─── Data provided

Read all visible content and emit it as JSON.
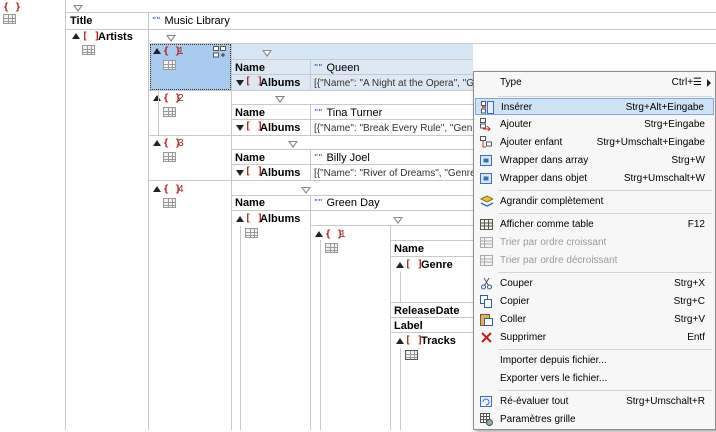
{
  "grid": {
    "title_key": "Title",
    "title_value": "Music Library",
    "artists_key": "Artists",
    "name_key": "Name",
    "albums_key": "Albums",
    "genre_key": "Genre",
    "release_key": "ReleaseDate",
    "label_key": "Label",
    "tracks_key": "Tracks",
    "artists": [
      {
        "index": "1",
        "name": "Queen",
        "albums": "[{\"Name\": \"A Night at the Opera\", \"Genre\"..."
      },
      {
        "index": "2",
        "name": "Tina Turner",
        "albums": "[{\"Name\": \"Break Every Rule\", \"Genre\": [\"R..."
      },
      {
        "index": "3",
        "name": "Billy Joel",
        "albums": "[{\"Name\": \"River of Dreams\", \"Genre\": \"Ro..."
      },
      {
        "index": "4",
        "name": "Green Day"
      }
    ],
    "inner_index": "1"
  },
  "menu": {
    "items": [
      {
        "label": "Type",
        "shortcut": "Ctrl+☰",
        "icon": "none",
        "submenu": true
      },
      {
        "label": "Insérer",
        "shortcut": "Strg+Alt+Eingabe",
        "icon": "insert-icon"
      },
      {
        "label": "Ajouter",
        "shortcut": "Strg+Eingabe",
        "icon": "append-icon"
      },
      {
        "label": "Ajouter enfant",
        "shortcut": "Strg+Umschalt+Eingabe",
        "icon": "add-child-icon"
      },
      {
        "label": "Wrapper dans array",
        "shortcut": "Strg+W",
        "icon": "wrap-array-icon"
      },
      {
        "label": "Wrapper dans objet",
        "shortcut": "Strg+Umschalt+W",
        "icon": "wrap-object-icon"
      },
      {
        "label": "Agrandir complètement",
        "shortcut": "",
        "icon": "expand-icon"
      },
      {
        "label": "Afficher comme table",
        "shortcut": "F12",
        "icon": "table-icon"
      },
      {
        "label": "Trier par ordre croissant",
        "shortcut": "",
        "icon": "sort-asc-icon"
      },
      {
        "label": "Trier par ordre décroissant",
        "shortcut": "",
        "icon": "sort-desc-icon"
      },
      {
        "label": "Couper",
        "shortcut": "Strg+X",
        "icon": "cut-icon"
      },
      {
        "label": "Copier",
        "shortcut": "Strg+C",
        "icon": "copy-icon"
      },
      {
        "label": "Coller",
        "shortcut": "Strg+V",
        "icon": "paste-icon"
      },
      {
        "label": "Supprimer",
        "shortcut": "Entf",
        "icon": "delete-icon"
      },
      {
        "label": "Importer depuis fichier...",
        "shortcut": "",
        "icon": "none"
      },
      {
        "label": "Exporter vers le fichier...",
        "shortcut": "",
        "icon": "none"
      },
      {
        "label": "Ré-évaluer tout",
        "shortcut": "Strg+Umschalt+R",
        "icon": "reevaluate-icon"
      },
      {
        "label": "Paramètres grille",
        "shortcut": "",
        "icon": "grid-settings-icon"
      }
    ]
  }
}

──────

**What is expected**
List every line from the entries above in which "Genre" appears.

**Reply to the exercise**
    "genre_key": "Genre",
        "albums": "[{\"Name\": \"A Night at the Opera\", \"Genre\"..."
        "albums": "[{\"Name\": \"Break Every Rule\", \"Genre\": [\"R..."
        "albums": "[{\"Name\": \"River of Dreams\", \"Genre\": \"Ro..."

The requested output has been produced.